The history of spectroscopy began in the 17th century with Sir Isaac Newton's discovery of the basic nature of light and color evolution of the field of spectroscopy. We invite you to read a perspective on the history of spectroscopy from its founding through the development of quantum mechanics and finally its golden age during the last half of the 20th century.

Since its inception in 1931, the George R. Harrison Spectroscopy Laboratory at MIT has been a pioneer in spectroscopic research. The mission of the Laboratory has continually evolved to take on new challenges while advancing scientific understanding. Originally a world-recognized center for classical atomic spectroscopy under the direction of George R. Harrison and later a leader in infrared and Raman spectroscopic techniques under the direction of Richard C. Lord, the Laboratory is continually pursuing new frontiers in spectroscopy.

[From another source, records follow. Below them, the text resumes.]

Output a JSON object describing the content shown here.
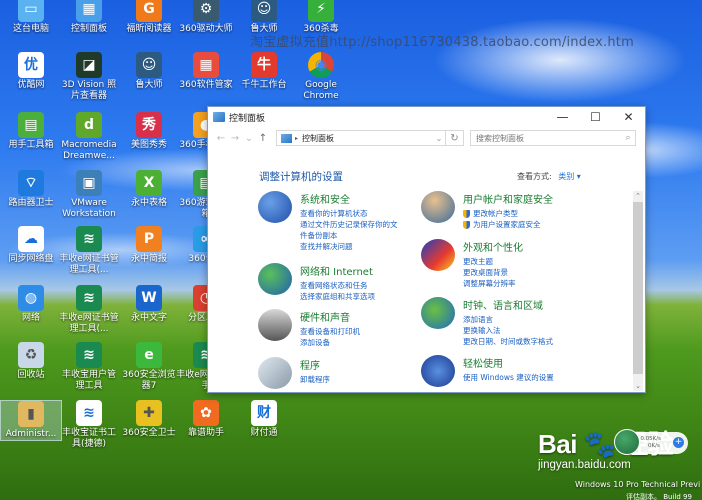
{
  "desktop": {
    "watermark": "淘宝虚拟充值http://shop116730438.taobao.com/index.htm",
    "icons": [
      {
        "label": "这台电脑",
        "icon": "computer-icon",
        "color": "#5bb2f0",
        "glyph": "▭"
      },
      {
        "label": "控制面板",
        "icon": "control-panel-icon",
        "color": "#4aa0e8",
        "glyph": "▦"
      },
      {
        "label": "福昕阅读器",
        "icon": "foxit-reader-icon",
        "color": "#f07a1a",
        "glyph": "G"
      },
      {
        "label": "360驱动大师",
        "icon": "360-driver-icon",
        "color": "#3a5a70",
        "glyph": "⚙"
      },
      {
        "label": "鲁大师",
        "icon": "ludashi-icon",
        "color": "#2d5a80",
        "glyph": "☺"
      },
      {
        "label": "360杀毒",
        "icon": "360-antivirus-icon",
        "color": "#36b03a",
        "glyph": "⚡"
      },
      {
        "label": "优酷网",
        "icon": "youku-icon",
        "color": "#ffffff",
        "glyph": "优"
      },
      {
        "label": "3D Vision 照片查看器",
        "icon": "3d-vision-icon",
        "color": "#1f3a28",
        "glyph": "◪"
      },
      {
        "label": "鲁大师",
        "icon": "ludashi-icon",
        "color": "#2d5a80",
        "glyph": "☺"
      },
      {
        "label": "360软件管家",
        "icon": "360-software-manager-icon",
        "color": "#e84c3d",
        "glyph": "▦"
      },
      {
        "label": "千牛工作台",
        "icon": "qianniu-icon",
        "color": "#e23a2c",
        "glyph": "牛"
      },
      {
        "label": "Google Chrome",
        "icon": "chrome-icon",
        "color": "#e7b325",
        "glyph": "◉"
      },
      {
        "label": "用手工具箱",
        "icon": "toolbox-icon",
        "color": "#4caf3c",
        "glyph": "▤"
      },
      {
        "label": "Macromedia Dreamwe...",
        "icon": "dreamweaver-icon",
        "color": "#5fa82a",
        "glyph": "d"
      },
      {
        "label": "美图秀秀",
        "icon": "meitu-icon",
        "color": "#d8304a",
        "glyph": "秀"
      },
      {
        "label": "360手机助手",
        "icon": "360-phone-assistant-icon",
        "color": "#f4a020",
        "glyph": "●"
      },
      {
        "label": "路由器卫士",
        "icon": "router-guard-icon",
        "color": "#1f7ae0",
        "glyph": "⌔"
      },
      {
        "label": "VMware Workstation",
        "icon": "vmware-icon",
        "color": "#3d7fb8",
        "glyph": "▣"
      },
      {
        "label": "永中表格",
        "icon": "yozo-sheet-icon",
        "color": "#4cb034",
        "glyph": "X"
      },
      {
        "label": "360游戏保险箱",
        "icon": "360-game-safe-icon",
        "color": "#3aa04a",
        "glyph": "▤"
      },
      {
        "label": "同步网络盘",
        "icon": "sync-disk-icon",
        "color": "#ffffff",
        "glyph": "☁"
      },
      {
        "label": "丰收e网证书管理工具(...",
        "icon": "fengshou-cert-icon",
        "color": "#1a8a50",
        "glyph": "≋"
      },
      {
        "label": "永中简报",
        "icon": "yozo-presentation-icon",
        "color": "#f08020",
        "glyph": "P"
      },
      {
        "label": "360云盘",
        "icon": "360-cloud-icon",
        "color": "#2a9be6",
        "glyph": "∞"
      },
      {
        "label": "网络",
        "icon": "network-icon",
        "color": "#2f8ce6",
        "glyph": "◍"
      },
      {
        "label": "丰收e网证书管理工具(...",
        "icon": "fengshou-cert-icon",
        "color": "#1a8a50",
        "glyph": "≋"
      },
      {
        "label": "永中文字",
        "icon": "yozo-writer-icon",
        "color": "#1a66cc",
        "glyph": "W"
      },
      {
        "label": "分区助手",
        "icon": "partition-assistant-icon",
        "color": "#d84030",
        "glyph": "◔"
      },
      {
        "label": "回收站",
        "icon": "recycle-bin-icon",
        "color": "#c8d8e8",
        "glyph": "♻"
      },
      {
        "label": "丰收宝用户管理工具",
        "icon": "fengshou-user-icon",
        "color": "#1a8a50",
        "glyph": "≋"
      },
      {
        "label": "360安全浏览器7",
        "icon": "360-browser-icon",
        "color": "#3cb83c",
        "glyph": "e"
      },
      {
        "label": "丰收e网网银助手",
        "icon": "fengshou-bank-icon",
        "color": "#1a8a50",
        "glyph": "≋"
      },
      {
        "label": "Administr...",
        "icon": "user-folder-icon",
        "color": "#e0b860",
        "glyph": "▮"
      },
      {
        "label": "丰收宝证书工具(捷德)",
        "icon": "fengshou-cert-tool-icon",
        "color": "#ffffff",
        "glyph": "≋"
      },
      {
        "label": "360安全卫士",
        "icon": "360-security-icon",
        "color": "#e8c020",
        "glyph": "✚"
      },
      {
        "label": "靠谱助手",
        "icon": "kaopu-assistant-icon",
        "color": "#f06a20",
        "glyph": "✿"
      },
      {
        "label": "财付通",
        "icon": "tenpay-icon",
        "color": "#ffffff",
        "glyph": "财"
      }
    ]
  },
  "window": {
    "title": "控制面板",
    "buttons": {
      "minimize": "—",
      "maximize": "☐",
      "close": "✕"
    },
    "nav": {
      "back": "←",
      "forward": "→",
      "recent": "⌄",
      "up": "↑"
    },
    "address": {
      "separator": "▸",
      "path": "控制面板",
      "dropdown": "⌄",
      "refresh": "↻"
    },
    "search": {
      "placeholder": "搜索控制面板",
      "value": "",
      "icon": "⌕"
    },
    "heading": "调整计算机的设置",
    "view_by": {
      "label": "查看方式:",
      "value": "类别 ▾"
    },
    "categories": [
      {
        "title": "系统和安全",
        "icon": "system-security-icon",
        "links": [
          {
            "text": "查看你的计算机状态",
            "shield": false
          },
          {
            "text": "通过文件历史记录保存你的文",
            "shield": false
          },
          {
            "text": "件备份副本",
            "shield": false
          },
          {
            "text": "查找并解决问题",
            "shield": false
          }
        ]
      },
      {
        "title": "网络和 Internet",
        "icon": "network-internet-icon",
        "links": [
          {
            "text": "查看网络状态和任务",
            "shield": false
          },
          {
            "text": "选择家庭组和共享选项",
            "shield": false
          }
        ]
      },
      {
        "title": "硬件和声音",
        "icon": "hardware-sound-icon",
        "links": [
          {
            "text": "查看设备和打印机",
            "shield": false
          },
          {
            "text": "添加设备",
            "shield": false
          }
        ]
      },
      {
        "title": "程序",
        "icon": "programs-icon",
        "links": [
          {
            "text": "卸载程序",
            "shield": false
          }
        ]
      },
      {
        "title": "用户帐户和家庭安全",
        "icon": "user-accounts-icon",
        "links": [
          {
            "text": "更改帐户类型",
            "shield": true
          },
          {
            "text": "为用户设置家庭安全",
            "shield": true
          }
        ]
      },
      {
        "title": "外观和个性化",
        "icon": "appearance-icon",
        "links": [
          {
            "text": "更改主题",
            "shield": false
          },
          {
            "text": "更改桌面背景",
            "shield": false
          },
          {
            "text": "调整屏幕分辨率",
            "shield": false
          }
        ]
      },
      {
        "title": "时钟、语言和区域",
        "icon": "clock-language-icon",
        "links": [
          {
            "text": "添加语言",
            "shield": false
          },
          {
            "text": "更换输入法",
            "shield": false
          },
          {
            "text": "更改日期、时间或数字格式",
            "shield": false
          }
        ]
      },
      {
        "title": "轻松使用",
        "icon": "ease-of-access-icon",
        "links": [
          {
            "text": "使用 Windows 建议的设置",
            "shield": false
          }
        ]
      }
    ],
    "scrollbar": {
      "up": "⌃",
      "down": "⌄"
    }
  },
  "overlay": {
    "baidu_logo": "Bai 🐾 经验",
    "baidu_url": "jingyan.baidu.com",
    "net_up": "↑ 0.05K/s",
    "net_down": "0K/s",
    "net_plus": "+",
    "os_build": "Windows 10 Pro Technical Previ",
    "os_build_line2": "评估副本。 Build 99"
  }
}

Under the direction of Michael S. Feld, the use of lasers and laser-based techniques and their application to medicine and biology became the forefront of research.